** DATA EXTRACTS follows **
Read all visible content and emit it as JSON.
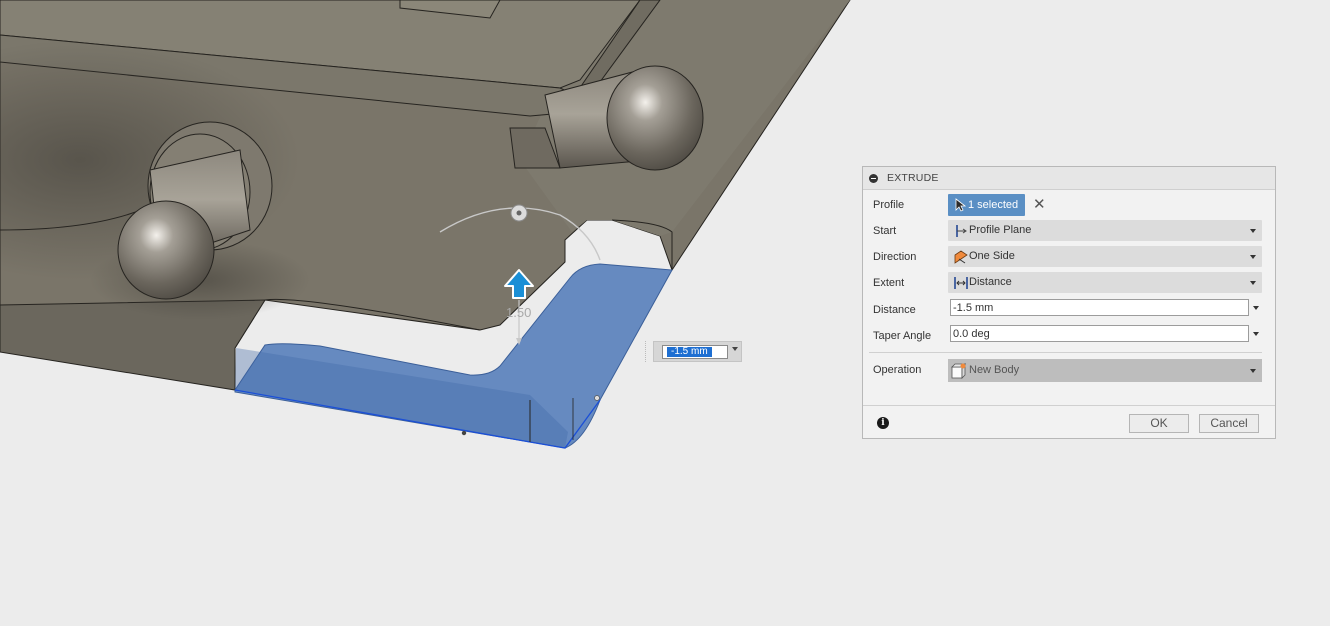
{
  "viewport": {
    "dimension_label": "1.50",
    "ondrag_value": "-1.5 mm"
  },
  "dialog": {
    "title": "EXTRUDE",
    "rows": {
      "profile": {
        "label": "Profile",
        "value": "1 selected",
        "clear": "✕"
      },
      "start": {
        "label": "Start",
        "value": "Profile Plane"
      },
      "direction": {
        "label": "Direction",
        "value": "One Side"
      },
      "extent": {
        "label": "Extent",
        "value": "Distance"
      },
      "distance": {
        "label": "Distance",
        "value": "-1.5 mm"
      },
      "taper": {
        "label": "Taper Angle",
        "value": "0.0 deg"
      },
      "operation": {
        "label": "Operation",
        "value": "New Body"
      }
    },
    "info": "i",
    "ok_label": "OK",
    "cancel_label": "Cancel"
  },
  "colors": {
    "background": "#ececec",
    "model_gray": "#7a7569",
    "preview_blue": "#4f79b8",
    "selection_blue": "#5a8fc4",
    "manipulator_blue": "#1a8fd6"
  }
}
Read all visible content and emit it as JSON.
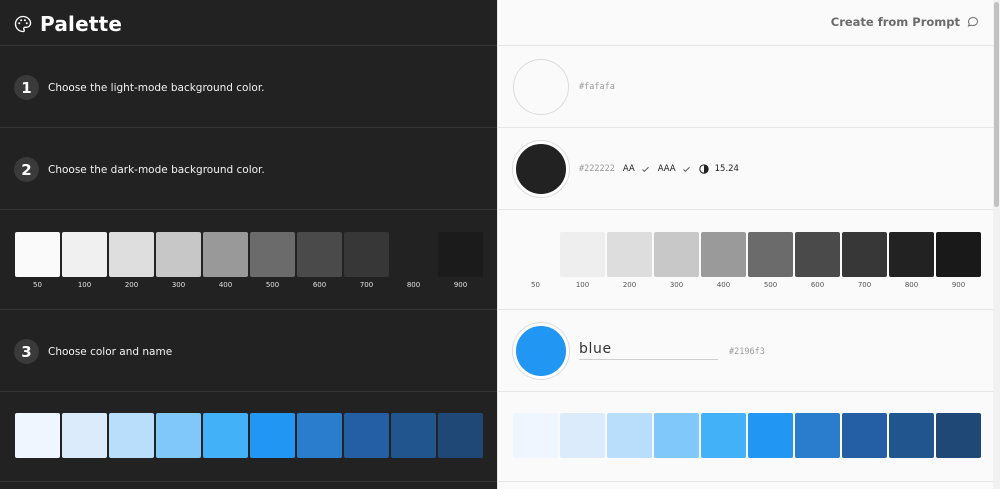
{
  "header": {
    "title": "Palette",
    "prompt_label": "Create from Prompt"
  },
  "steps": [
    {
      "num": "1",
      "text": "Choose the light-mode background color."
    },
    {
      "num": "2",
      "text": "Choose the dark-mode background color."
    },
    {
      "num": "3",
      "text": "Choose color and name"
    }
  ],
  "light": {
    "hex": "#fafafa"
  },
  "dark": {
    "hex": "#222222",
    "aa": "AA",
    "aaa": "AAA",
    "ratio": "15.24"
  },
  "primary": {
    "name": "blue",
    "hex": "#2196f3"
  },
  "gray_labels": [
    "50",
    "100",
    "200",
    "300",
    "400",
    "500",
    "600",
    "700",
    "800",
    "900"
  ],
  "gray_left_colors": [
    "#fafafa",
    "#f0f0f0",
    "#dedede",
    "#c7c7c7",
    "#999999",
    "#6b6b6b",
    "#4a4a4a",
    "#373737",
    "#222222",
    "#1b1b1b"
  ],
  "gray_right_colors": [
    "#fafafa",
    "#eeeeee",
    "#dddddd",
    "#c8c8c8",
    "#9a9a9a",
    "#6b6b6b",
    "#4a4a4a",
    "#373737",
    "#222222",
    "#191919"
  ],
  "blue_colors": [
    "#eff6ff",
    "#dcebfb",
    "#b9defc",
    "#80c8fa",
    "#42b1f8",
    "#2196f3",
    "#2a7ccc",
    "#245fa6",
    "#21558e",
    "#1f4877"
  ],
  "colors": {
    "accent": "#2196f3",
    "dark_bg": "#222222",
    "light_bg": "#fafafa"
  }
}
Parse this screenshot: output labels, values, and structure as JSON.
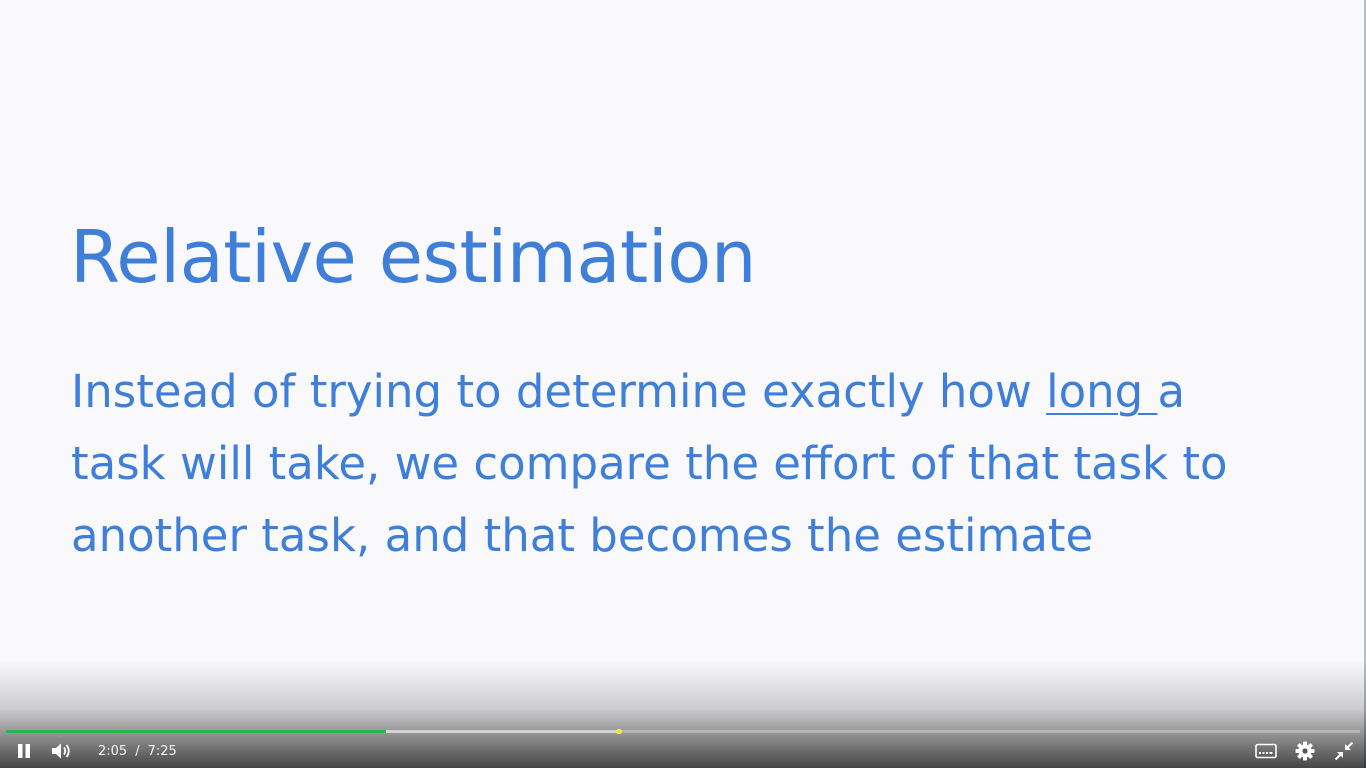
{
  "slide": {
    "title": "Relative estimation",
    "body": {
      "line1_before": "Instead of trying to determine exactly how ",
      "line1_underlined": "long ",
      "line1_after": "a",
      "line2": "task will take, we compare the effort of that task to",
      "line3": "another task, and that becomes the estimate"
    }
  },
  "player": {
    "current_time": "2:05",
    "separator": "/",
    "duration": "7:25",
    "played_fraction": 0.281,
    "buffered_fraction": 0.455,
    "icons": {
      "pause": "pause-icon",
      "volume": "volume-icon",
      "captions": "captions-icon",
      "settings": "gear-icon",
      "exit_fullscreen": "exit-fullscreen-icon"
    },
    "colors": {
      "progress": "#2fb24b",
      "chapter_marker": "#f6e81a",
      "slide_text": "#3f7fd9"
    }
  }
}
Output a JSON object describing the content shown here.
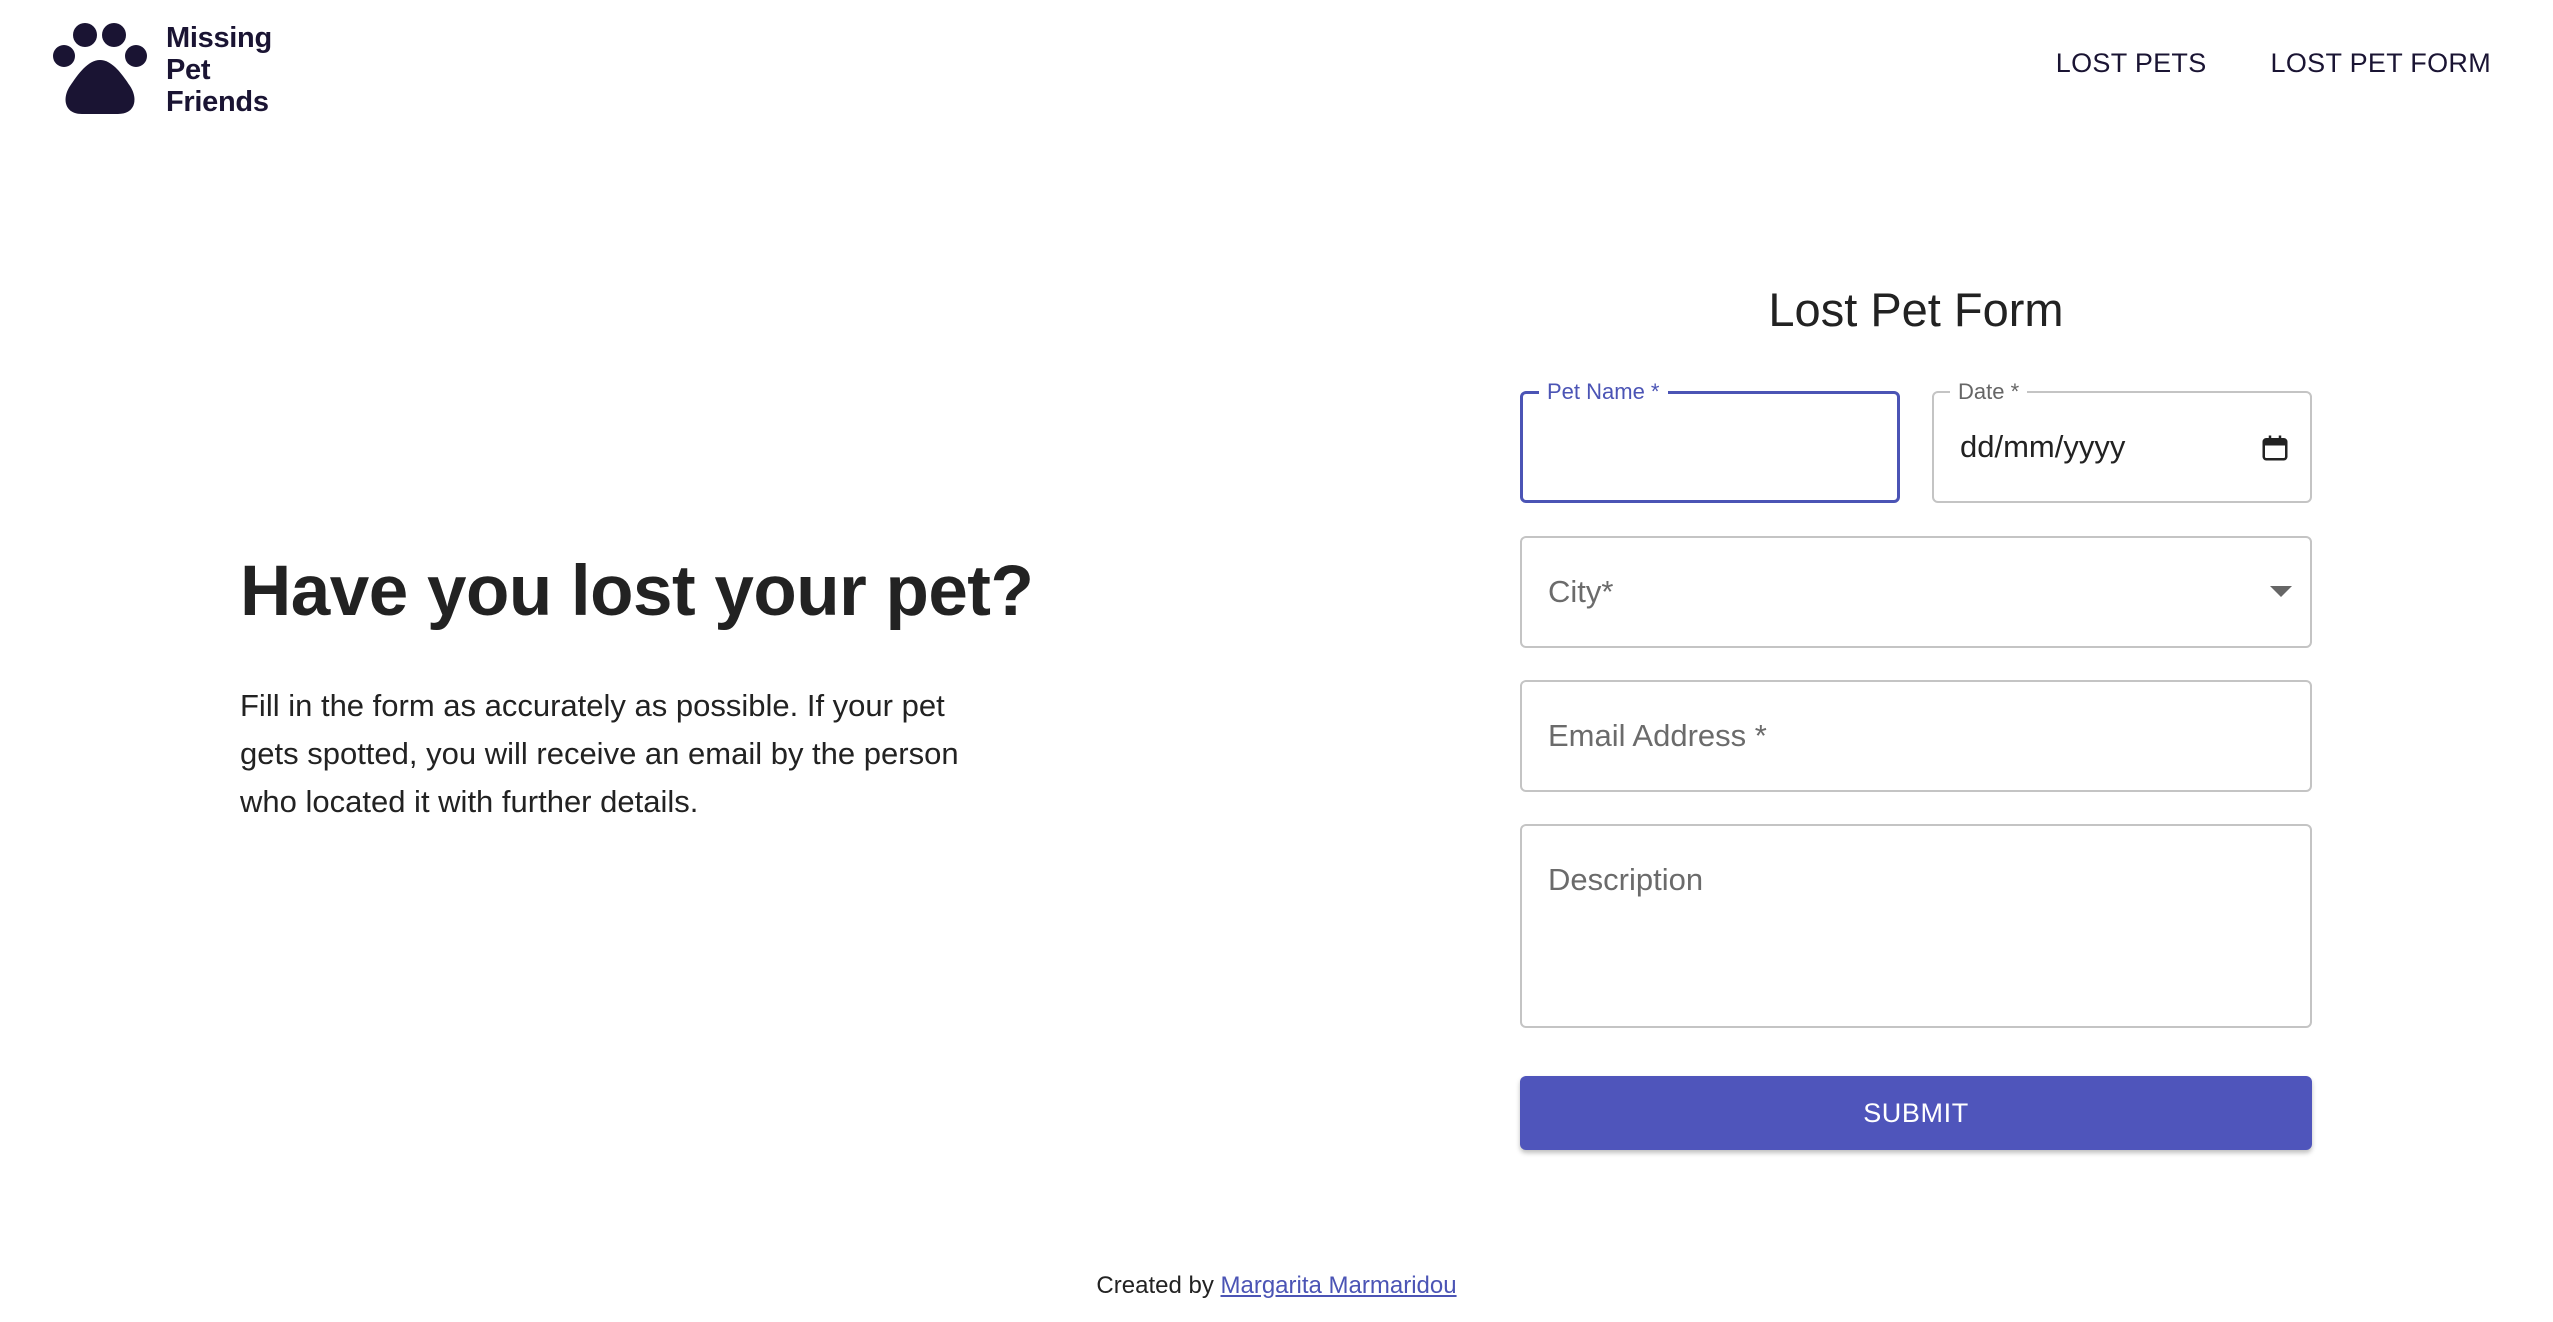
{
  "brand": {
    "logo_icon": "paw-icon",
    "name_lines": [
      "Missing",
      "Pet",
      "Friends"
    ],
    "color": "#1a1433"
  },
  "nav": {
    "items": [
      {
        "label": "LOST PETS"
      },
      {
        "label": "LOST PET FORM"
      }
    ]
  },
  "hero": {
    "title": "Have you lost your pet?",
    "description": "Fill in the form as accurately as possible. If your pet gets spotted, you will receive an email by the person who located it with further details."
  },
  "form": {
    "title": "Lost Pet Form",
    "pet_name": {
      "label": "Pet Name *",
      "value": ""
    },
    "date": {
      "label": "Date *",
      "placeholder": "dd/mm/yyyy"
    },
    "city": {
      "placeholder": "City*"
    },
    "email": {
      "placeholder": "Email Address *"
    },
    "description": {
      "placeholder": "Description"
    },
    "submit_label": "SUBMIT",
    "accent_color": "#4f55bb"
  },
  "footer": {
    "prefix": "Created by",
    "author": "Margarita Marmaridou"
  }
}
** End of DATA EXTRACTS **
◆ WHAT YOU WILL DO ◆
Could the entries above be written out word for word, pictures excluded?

◆ RESPONSE TO THIS EXERCISE ◆
Read all visible content and emit it as JSON.
{
  "viewport": {
    "dimension_label": "1.50",
    "ondrag_value": "-1.5 mm"
  },
  "dialog": {
    "title": "EXTRUDE",
    "rows": {
      "profile": {
        "label": "Profile",
        "value": "1 selected",
        "clear": "✕"
      },
      "start": {
        "label": "Start",
        "value": "Profile Plane"
      },
      "direction": {
        "label": "Direction",
        "value": "One Side"
      },
      "extent": {
        "label": "Extent",
        "value": "Distance"
      },
      "distance": {
        "label": "Distance",
        "value": "-1.5 mm"
      },
      "taper": {
        "label": "Taper Angle",
        "value": "0.0 deg"
      },
      "operation": {
        "label": "Operation",
        "value": "New Body"
      }
    },
    "info": "i",
    "ok_label": "OK",
    "cancel_label": "Cancel"
  },
  "colors": {
    "background": "#ececec",
    "model_gray": "#7a7569",
    "preview_blue": "#4f79b8",
    "selection_blue": "#5a8fc4",
    "manipulator_blue": "#1a8fd6"
  }
}
Read all visible content and emit it as JSON.
{
  "header": {
    "title": "Palette",
    "prompt_label": "Create from Prompt"
  },
  "steps": [
    {
      "num": "1",
      "text": "Choose the light-mode background color."
    },
    {
      "num": "2",
      "text": "Choose the dark-mode background color."
    },
    {
      "num": "3",
      "text": "Choose color and name"
    }
  ],
  "light": {
    "hex": "#fafafa"
  },
  "dark": {
    "hex": "#222222",
    "aa": "AA",
    "aaa": "AAA",
    "ratio": "15.24"
  },
  "primary": {
    "name": "blue",
    "hex": "#2196f3"
  },
  "gray_labels": [
    "50",
    "100",
    "200",
    "300",
    "400",
    "500",
    "600",
    "700",
    "800",
    "900"
  ],
  "gray_left_colors": [
    "#fafafa",
    "#f0f0f0",
    "#dedede",
    "#c7c7c7",
    "#999999",
    "#6b6b6b",
    "#4a4a4a",
    "#373737",
    "#222222",
    "#1b1b1b"
  ],
  "gray_right_colors": [
    "#fafafa",
    "#eeeeee",
    "#dddddd",
    "#c8c8c8",
    "#9a9a9a",
    "#6b6b6b",
    "#4a4a4a",
    "#373737",
    "#222222",
    "#191919"
  ],
  "blue_colors": [
    "#eff6ff",
    "#dcebfb",
    "#b9defc",
    "#80c8fa",
    "#42b1f8",
    "#2196f3",
    "#2a7ccc",
    "#245fa6",
    "#21558e",
    "#1f4877"
  ],
  "colors": {
    "accent": "#2196f3",
    "dark_bg": "#222222",
    "light_bg": "#fafafa"
  }
}
Parse this screenshot: output labels, values, and structure as JSON.
{
  "slide": {
    "title": "Relative estimation",
    "body": {
      "line1_before": "Instead of trying to determine exactly how ",
      "line1_underlined": "long ",
      "line1_after": "a",
      "line2": "task will take, we compare the effort of that task to",
      "line3": "another task, and that becomes the estimate"
    }
  },
  "player": {
    "current_time": "2:05",
    "separator": "/",
    "duration": "7:25",
    "played_fraction": 0.281,
    "buffered_fraction": 0.455,
    "icons": {
      "pause": "pause-icon",
      "volume": "volume-icon",
      "captions": "captions-icon",
      "settings": "gear-icon",
      "exit_fullscreen": "exit-fullscreen-icon"
    },
    "colors": {
      "progress": "#2fb24b",
      "chapter_marker": "#f6e81a",
      "slide_text": "#3f7fd9"
    }
  }
}
Output a JSON object describing the content shown here.
{
  "brand": {
    "logo_icon": "paw-icon",
    "name_lines": [
      "Missing",
      "Pet",
      "Friends"
    ],
    "color": "#1a1433"
  },
  "nav": {
    "items": [
      {
        "label": "LOST PETS"
      },
      {
        "label": "LOST PET FORM"
      }
    ]
  },
  "hero": {
    "title": "Have you lost your pet?",
    "description": "Fill in the form as accurately as possible. If your pet gets spotted, you will receive an email by the person who located it with further details."
  },
  "form": {
    "title": "Lost Pet Form",
    "pet_name": {
      "label": "Pet Name *",
      "value": ""
    },
    "date": {
      "label": "Date *",
      "placeholder": "dd/mm/yyyy"
    },
    "city": {
      "placeholder": "City*"
    },
    "email": {
      "placeholder": "Email Address *"
    },
    "description": {
      "placeholder": "Description"
    },
    "submit_label": "SUBMIT",
    "accent_color": "#4f55bb"
  },
  "footer": {
    "prefix": "Created by",
    "author": "Margarita Marmaridou"
  }
}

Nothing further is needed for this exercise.